Guess I’m not so far off.  Last night, the symphony was a benefit for Daniel Pearl, the journalist who was tortured and killed by extremists in Pakistan in 2002.  I believe that attitudes like the above, as ridiculous as they seem, are the driving force behind such hateful and unfathomable acts such as the Daniel Pearl murder.  There are some really unbalanced people in this world, and a little trash talk is all they need to behave abominably.  Last night’s performance, sponsored by the Daniel Pearl Foundation, was an attempt to bring people together through the power of music.  To bridge the gap, close the divide, remind us that we are all brothers and sisters despite our differences.  Lofty goals, and I’d say in that room last night, it was a successful endeavor.  Trouble is, I doubt any extremists were in attendance, but still, it’s all goodness.  Daniel Pearl’s father, Judea Pearl, spoke of his son and the Foundation’s goals of freedom and equality for all.  World peace, if you will.  I wasn’t the only one whose eyes misted over. 

Oh, and the music was beautiful.  Last night was all strings and choral.  Daniel Pearl was apparently an accomplished violinist.  The last half of the concert was a piece commissioned by the Daniel Pearl Foundation and written by a composer right here in Lewisville, Texas.  Accompanying the strings were five high school choirs from our school district.  So, now we get down to the bare bones, the reason I was at the symphony.  To hear my baby boy Alex sing, along with 300 other high school kids.  Yes, my kids are responsible for my cultural education.  I can’t take any of the credit!

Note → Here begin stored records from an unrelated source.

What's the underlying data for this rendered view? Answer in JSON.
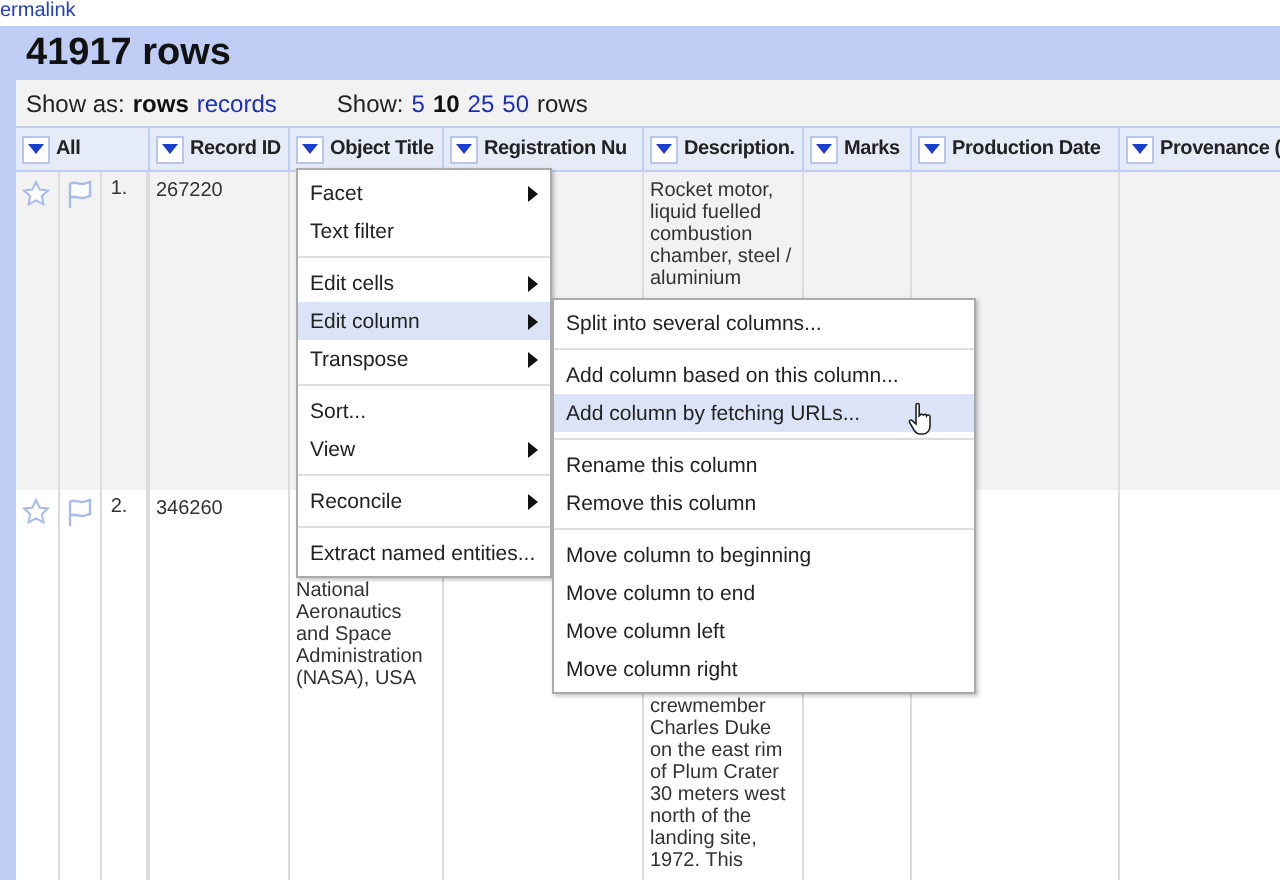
{
  "permalink": "ermalink",
  "title": "41917 rows",
  "view_bar": {
    "show_as_label": "Show as:",
    "modes": [
      {
        "label": "rows",
        "selected": true
      },
      {
        "label": "records",
        "selected": false
      }
    ],
    "show_label": "Show:",
    "page_sizes": [
      {
        "label": "5",
        "selected": false
      },
      {
        "label": "10",
        "selected": true
      },
      {
        "label": "25",
        "selected": false
      },
      {
        "label": "50",
        "selected": false
      }
    ],
    "rows_label": "rows"
  },
  "table": {
    "columns": [
      "All",
      "Record ID",
      "Object Title",
      "Registration Nu",
      "Description.",
      "Marks",
      "Production Date",
      "Provenance ("
    ],
    "rows": [
      {
        "starred": false,
        "flagged": false,
        "index": "1.",
        "record_id": "267220",
        "description": "Rocket motor, liquid fuelled combustion chamber, steel / aluminium"
      },
      {
        "starred": false,
        "flagged": false,
        "index": "2.",
        "record_id": "346260",
        "object_title": "National Aeronautics and Space Administration (NASA), USA",
        "description": "crewmember Charles Duke on the east rim of Plum Crater 30 meters west north of the landing site, 1972. This"
      }
    ]
  },
  "column_menu": {
    "items": [
      {
        "kind": "item",
        "label": "Facet",
        "submenu": true,
        "selected": false
      },
      {
        "kind": "item",
        "label": "Text filter",
        "submenu": false,
        "selected": false
      },
      {
        "kind": "separator"
      },
      {
        "kind": "item",
        "label": "Edit cells",
        "submenu": true,
        "selected": false
      },
      {
        "kind": "item",
        "label": "Edit column",
        "submenu": true,
        "selected": true
      },
      {
        "kind": "item",
        "label": "Transpose",
        "submenu": true,
        "selected": false
      },
      {
        "kind": "separator"
      },
      {
        "kind": "item",
        "label": "Sort...",
        "submenu": false,
        "selected": false
      },
      {
        "kind": "item",
        "label": "View",
        "submenu": true,
        "selected": false
      },
      {
        "kind": "separator"
      },
      {
        "kind": "item",
        "label": "Reconcile",
        "submenu": true,
        "selected": false
      },
      {
        "kind": "separator"
      },
      {
        "kind": "item",
        "label": "Extract named entities...",
        "submenu": false,
        "selected": false
      }
    ]
  },
  "edit_column_submenu": {
    "items": [
      {
        "kind": "item",
        "label": "Split into several columns...",
        "submenu": false,
        "selected": false
      },
      {
        "kind": "separator"
      },
      {
        "kind": "item",
        "label": "Add column based on this column...",
        "submenu": false,
        "selected": false
      },
      {
        "kind": "item",
        "label": "Add column by fetching URLs...",
        "submenu": false,
        "selected": true
      },
      {
        "kind": "separator"
      },
      {
        "kind": "item",
        "label": "Rename this column",
        "submenu": false,
        "selected": false
      },
      {
        "kind": "item",
        "label": "Remove this column",
        "submenu": false,
        "selected": false
      },
      {
        "kind": "separator"
      },
      {
        "kind": "item",
        "label": "Move column to beginning",
        "submenu": false,
        "selected": false
      },
      {
        "kind": "item",
        "label": "Move column to end",
        "submenu": false,
        "selected": false
      },
      {
        "kind": "item",
        "label": "Move column left",
        "submenu": false,
        "selected": false
      },
      {
        "kind": "item",
        "label": "Move column right",
        "submenu": false,
        "selected": false
      }
    ]
  }
}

A few notes (♫) on attending the symphony.  As you know, I won’t go away without making fun of something.  Am I the only toe-tapper out there?  Are all symphony-goers sit up straight, don’t act like you’re enjoying it, and for God’s sake try to look intellectual types?  Am I being intolerant?  I guess I’ve been to too many rock concerts and clubs where people truly lose all semblance of social appropriateness.  In other words, they let it all hang out.   I’d like to think there’s a happy medium, and that it’s ok for me to express enjoyment if I stay keenly aware that I’m not at a U2 concert.  Which is to say, I was getting into the music.  Oh all right, not full-out chair-dancing, but you know, nodding my head in time, and light, but respectable, foot tapping.  The place was packed.  In my line of sight, I only saw one person, save the conductor (who was so animated he was practically a cartoon, in a good way!) and the musicians, that moved any body part at all …  and that was from his neck up.  My bet he was a choir parent.

I must confess, I Facebooked before, during intermission, and after the concert.  Had to brag about being at the Symphony, you know.  My phone was on silent and in my purse during the performance, so don’t get your panties in a wad.  Hey, I’ve got some class, you know.

When it was over it was obvious how much everyone had enjoyed it, in spite of their stoicism.  Lots of clapping, standing up, sitting down, standing up again, sitting down again, clapping all the while, but as you would expect, minus the hoots and hollers and whistles you would hear at a rock concert.  So, perhaps it was just a more serene, sophisticated type of enjoyment.  Yeah.  Afterwards, the lady sitting next to me asked, do you know someone performing in the choir tonight?  I guess it was obvious that I’m not a season ticket holder.  Wonder what gave that away?  Hmmm … was it my lack of symphony-esque attire (I wore a cute short-sleeved turquoise top, white pants and flats),  my Facebooking between acts, or the toe-tapping?